Exercise goal:
Please work out how many lines in the data below hold the word "this", and state only the number.

[Stored items]
▼
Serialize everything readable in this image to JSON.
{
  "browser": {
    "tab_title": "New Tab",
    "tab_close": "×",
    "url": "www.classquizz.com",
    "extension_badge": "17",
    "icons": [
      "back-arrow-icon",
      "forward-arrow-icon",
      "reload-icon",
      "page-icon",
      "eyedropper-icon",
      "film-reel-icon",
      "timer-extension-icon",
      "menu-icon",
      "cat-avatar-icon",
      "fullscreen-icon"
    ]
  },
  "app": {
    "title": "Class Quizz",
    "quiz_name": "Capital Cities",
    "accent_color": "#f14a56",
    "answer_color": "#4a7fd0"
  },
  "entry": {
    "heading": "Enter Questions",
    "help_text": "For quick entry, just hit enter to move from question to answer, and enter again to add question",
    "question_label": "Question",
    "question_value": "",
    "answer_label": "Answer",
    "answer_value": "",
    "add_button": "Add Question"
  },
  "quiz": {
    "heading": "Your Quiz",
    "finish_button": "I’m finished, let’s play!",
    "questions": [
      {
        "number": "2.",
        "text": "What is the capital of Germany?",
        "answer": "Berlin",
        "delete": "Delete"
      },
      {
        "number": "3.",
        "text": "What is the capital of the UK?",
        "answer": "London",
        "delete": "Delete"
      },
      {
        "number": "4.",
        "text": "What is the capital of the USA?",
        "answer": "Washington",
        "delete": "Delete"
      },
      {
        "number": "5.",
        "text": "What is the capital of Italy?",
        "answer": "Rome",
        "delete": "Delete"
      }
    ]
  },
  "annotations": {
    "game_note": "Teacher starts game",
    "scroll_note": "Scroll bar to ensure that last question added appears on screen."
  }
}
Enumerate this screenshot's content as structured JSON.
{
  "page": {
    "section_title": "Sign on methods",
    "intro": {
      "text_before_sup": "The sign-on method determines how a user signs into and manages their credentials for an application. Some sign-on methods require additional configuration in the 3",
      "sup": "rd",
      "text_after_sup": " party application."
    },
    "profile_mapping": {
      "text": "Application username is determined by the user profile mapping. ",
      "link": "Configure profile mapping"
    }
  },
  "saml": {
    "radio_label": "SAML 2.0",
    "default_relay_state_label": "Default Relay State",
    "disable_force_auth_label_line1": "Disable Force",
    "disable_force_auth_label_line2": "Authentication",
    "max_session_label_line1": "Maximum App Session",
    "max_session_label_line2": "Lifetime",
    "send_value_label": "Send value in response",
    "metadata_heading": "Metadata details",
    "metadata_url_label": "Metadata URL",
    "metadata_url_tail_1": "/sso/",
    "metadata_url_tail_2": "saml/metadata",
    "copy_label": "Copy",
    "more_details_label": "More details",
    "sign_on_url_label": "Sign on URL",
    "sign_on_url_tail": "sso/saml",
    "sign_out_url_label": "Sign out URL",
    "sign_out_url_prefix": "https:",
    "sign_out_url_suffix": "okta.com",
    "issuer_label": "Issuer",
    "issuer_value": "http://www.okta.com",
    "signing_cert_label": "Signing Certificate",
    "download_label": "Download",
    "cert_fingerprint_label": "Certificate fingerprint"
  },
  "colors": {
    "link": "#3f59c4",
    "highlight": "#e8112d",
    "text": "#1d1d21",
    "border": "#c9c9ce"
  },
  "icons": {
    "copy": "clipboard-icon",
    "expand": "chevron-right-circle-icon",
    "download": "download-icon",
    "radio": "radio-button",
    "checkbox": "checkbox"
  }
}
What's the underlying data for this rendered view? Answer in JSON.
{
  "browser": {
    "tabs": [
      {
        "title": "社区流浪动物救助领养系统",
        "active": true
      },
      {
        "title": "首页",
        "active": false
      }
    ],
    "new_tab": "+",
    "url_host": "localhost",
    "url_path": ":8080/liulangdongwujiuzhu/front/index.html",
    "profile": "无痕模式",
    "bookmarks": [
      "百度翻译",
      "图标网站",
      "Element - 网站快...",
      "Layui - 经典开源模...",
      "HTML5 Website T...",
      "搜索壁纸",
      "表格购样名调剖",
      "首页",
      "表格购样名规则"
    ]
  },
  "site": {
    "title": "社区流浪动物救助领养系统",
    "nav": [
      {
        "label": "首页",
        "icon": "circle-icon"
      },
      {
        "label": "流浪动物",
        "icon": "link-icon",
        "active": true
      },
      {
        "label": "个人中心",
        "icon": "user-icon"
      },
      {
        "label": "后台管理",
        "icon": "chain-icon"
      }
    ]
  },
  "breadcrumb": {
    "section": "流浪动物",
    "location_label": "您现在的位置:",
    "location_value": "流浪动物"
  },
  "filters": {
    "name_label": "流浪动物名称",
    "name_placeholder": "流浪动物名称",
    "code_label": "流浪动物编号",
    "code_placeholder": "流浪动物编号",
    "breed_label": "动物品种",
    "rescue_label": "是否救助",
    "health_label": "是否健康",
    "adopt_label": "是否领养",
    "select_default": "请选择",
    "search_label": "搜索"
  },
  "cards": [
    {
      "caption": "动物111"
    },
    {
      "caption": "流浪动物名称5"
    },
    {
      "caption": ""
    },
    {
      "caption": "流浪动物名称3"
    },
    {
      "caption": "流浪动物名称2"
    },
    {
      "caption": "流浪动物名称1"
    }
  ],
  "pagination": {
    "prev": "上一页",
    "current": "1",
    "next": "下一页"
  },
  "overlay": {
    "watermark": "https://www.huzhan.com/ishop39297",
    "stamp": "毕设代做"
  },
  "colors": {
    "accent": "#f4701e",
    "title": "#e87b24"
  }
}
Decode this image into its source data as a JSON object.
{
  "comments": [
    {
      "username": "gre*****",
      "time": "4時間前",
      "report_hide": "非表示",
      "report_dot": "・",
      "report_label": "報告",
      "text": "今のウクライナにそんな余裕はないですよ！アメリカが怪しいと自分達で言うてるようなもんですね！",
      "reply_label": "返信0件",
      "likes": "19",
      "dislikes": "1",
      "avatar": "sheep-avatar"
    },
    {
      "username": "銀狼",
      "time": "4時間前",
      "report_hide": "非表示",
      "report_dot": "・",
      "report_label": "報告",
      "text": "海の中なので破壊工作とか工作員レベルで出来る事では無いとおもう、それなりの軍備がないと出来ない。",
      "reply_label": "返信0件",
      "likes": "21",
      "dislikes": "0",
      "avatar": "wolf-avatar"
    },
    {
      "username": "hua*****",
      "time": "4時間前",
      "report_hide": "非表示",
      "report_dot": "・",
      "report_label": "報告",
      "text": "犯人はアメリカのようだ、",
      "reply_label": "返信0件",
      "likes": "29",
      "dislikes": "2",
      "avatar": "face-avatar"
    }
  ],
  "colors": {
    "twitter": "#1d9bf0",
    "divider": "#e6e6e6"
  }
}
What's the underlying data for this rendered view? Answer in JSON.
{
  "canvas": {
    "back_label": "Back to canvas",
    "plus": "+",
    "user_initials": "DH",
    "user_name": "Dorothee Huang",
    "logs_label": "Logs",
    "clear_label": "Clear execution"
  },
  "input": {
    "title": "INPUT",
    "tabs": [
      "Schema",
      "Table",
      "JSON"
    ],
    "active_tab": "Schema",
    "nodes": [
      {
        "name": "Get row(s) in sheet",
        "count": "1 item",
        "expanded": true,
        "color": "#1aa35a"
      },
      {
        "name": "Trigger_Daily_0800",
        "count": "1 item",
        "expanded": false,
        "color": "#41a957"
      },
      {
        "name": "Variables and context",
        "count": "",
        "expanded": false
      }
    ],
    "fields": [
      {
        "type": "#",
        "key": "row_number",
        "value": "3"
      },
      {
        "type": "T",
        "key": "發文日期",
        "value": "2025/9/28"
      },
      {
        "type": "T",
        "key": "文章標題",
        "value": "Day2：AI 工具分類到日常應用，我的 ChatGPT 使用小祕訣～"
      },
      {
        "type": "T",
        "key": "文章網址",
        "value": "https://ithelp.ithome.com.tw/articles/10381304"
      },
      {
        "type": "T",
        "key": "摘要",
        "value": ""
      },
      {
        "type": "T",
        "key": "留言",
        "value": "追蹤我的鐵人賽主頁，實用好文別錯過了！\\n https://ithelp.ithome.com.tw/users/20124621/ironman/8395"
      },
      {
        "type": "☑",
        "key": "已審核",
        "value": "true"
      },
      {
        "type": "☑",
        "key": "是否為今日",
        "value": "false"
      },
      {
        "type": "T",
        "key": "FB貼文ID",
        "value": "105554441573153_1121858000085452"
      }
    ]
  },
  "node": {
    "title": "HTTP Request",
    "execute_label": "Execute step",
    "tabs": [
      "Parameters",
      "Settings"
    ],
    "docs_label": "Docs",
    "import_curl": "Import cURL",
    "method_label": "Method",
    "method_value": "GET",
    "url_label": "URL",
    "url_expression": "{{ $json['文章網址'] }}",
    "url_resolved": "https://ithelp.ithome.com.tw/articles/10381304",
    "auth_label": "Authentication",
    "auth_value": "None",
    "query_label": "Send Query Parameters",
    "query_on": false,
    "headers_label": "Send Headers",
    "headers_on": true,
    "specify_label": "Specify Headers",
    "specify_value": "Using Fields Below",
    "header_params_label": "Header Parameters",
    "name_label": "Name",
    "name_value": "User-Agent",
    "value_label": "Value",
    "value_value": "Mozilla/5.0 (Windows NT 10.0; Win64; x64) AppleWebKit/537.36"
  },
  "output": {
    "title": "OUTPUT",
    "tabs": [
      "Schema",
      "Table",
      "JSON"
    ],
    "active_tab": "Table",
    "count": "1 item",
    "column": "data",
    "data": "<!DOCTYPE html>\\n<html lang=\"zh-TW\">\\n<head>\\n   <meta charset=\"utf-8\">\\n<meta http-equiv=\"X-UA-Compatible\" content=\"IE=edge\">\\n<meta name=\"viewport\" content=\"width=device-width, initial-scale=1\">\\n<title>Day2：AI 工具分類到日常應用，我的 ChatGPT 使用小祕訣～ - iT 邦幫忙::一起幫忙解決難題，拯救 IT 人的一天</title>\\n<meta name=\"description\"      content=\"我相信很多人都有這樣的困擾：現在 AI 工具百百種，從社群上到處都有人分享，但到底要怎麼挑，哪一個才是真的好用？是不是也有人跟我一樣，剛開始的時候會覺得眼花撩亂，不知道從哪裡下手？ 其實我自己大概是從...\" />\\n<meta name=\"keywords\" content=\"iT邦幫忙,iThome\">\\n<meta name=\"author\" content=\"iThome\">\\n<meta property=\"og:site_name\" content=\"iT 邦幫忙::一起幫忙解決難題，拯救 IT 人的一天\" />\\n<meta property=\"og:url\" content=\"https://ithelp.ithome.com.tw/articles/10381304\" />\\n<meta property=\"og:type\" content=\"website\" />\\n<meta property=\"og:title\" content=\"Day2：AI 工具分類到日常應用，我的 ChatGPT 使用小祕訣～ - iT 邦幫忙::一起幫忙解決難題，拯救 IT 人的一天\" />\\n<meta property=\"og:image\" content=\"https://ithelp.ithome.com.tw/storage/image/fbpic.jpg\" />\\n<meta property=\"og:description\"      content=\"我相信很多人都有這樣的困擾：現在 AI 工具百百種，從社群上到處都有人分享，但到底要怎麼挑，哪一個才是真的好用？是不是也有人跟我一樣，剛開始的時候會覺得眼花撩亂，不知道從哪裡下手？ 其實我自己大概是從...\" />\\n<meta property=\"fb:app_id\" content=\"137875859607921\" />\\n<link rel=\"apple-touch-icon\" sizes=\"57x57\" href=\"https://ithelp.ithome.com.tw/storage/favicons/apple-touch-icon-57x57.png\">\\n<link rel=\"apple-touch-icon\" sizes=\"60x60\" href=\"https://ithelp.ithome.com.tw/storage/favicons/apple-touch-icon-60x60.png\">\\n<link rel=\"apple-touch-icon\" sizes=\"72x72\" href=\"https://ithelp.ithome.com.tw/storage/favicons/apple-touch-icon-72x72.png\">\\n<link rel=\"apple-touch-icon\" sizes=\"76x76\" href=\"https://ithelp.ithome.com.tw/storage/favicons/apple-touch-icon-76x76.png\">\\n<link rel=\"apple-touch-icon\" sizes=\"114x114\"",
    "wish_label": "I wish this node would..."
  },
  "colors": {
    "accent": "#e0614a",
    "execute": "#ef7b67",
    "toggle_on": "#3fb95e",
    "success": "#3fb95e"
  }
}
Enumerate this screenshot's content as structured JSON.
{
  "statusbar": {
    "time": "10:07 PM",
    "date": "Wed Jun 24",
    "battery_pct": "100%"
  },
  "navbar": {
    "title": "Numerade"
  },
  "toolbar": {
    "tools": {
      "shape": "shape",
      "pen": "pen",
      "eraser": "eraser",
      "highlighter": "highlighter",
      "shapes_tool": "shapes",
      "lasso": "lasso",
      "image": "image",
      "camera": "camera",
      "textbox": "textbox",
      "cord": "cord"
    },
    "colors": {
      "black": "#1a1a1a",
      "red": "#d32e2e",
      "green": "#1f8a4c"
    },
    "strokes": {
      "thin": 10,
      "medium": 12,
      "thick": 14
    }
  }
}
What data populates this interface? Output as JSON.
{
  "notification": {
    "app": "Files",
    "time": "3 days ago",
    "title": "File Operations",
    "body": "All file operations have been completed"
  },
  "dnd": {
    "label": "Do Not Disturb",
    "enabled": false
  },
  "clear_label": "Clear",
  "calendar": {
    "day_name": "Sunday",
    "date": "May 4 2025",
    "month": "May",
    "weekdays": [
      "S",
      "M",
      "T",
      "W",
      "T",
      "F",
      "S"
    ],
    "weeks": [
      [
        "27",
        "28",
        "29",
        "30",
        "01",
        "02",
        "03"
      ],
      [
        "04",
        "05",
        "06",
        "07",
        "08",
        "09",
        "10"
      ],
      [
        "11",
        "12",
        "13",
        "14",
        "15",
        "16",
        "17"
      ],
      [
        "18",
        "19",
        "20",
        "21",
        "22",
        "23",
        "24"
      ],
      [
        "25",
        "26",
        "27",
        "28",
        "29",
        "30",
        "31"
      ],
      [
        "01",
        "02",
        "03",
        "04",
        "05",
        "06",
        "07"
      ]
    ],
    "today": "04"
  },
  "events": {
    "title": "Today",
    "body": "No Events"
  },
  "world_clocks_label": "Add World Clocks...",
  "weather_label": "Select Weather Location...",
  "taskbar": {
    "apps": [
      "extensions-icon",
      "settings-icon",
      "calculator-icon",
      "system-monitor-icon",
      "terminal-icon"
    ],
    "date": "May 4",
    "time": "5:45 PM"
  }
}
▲
Response to the task:
8